2. Do the Legwork. Prior to founding Marinus Analytics, Kennedy had interviews with hundreds of people in law enforcement to drill down on exactly what they needed in a product. “You may have a concept of what you want to create, but you have to know if it’s something people actually need and will buy,” says Kennedy.
3. Go Deep Into Your Topic. “I did so much research, so I really felt like I knew my topic,” says Kennedy. “I think it can really help to really have a niche of focus. That way, you know what you don’t know, and have the right questions to ask.”
Getting a government contract can be a mystifying process, especially for startups that may not have the connections or inroads that established businesses may have. That is, it was until Sky Kelley stepped in. The founder of Avisare, Kelley wanted to create a level playing field, where every business could put in a bid for a government contract, from the local, all the way to the national level.
Kelley is no stranger to the tech scene. Starting her career on Wall Street focused on technology products, Kelley co-founded a startup called America’s Minority Health Network, which went public after a $5 million Series A round and was sold in 2011. Kelley then went back to the corporate world, working as a product manager for ESPN before launching Avisare. “I remember in middle school that so many of my friend’s parents were entrepreneurs. I was fascinated with the idea of growing a company from the ground up, and wanted to know how I could do that, too,” says Kelley.
But the startup world isn’t always easy. “I think the statistic of success to failure is something like 33 nos for every yes, and that can be demoralizing and tough, especially for women, who may be more likely to give up on something after the first no,” she says. The learning curve can also be steep, which only galvanized Kelley, especially when she realized just how much the product idea behind Avisare— a platform where government contracts could be bid on by eligible businesses, including small startups—could help entrepreneurs like herself.

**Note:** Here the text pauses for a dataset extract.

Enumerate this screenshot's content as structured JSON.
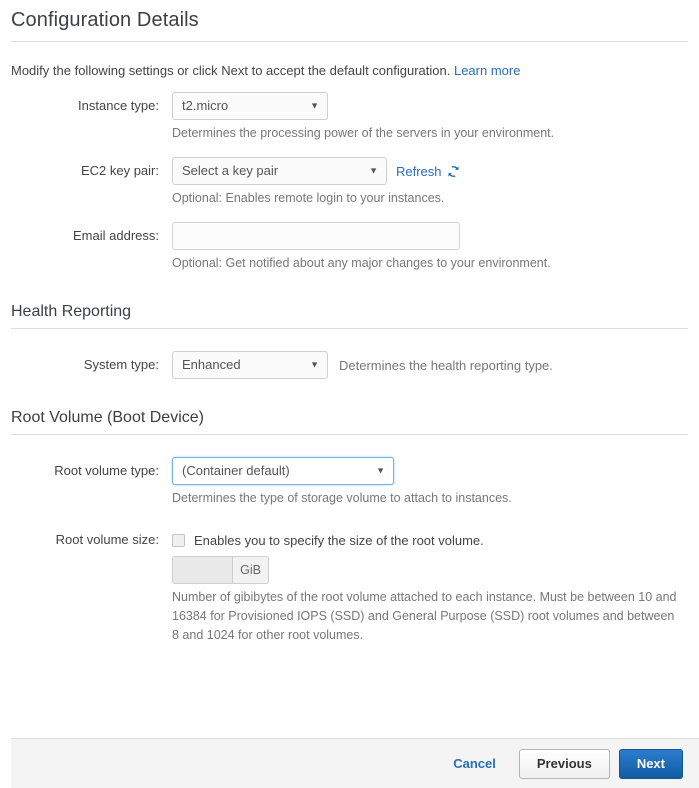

“Government contracts are confusing and complex, with slightly different processes for different towns. It sometimes feels like you need a PhD to understand them, much less apply for them,” she says. But this complexity only fueled Kelley’s passion. “Governments are required to supply contracts to a certain number of minority owned small businesses, but the level of complexity made it hard for these companies to find or apply for these contracts. I realized this business idea could really help other entrepreneurs by taking out the confusion and complexity in the application.”
“My quest is to level the playing field.”
Kelley hopes to expand to the private sector, helping connect small businesses to large corporations, as well: “My quest is to level the playing field.”
1. Take a Coding Class. “There’s no industry that doesn’t touch tech,” says Kelley. Taking one coding class, either at college or online, can demystify tech and make it less intimidating. “You don’t need to know everything or learn everything, but just having the building blocks can make you feel a lot more confident, regardless of what industry you work in.
2. Lean On Other Women. “We’re at a watershed moment with the time’s up movement,” says Kelley. “There’s so much camaraderie of women helping women and really changing the tech culture.”
3. Talk Shop at Happy Hour.Considering a startup? Ask friends for help. “When I was considering starting my company, even when I was still working in corporate, I would ask friends in different departments or industries what they thought of the idea and brainstorm with them,” says Kelley. Even a casual convo can lead to some valuable insights.
To celebrate International Women’s Day, the Google Play store will be promoting collections of games created by women and featuring female protagonists on their front page. Load your smartphone and/or tablet up with some game-changers on March 8, 2018, at the Google Play store.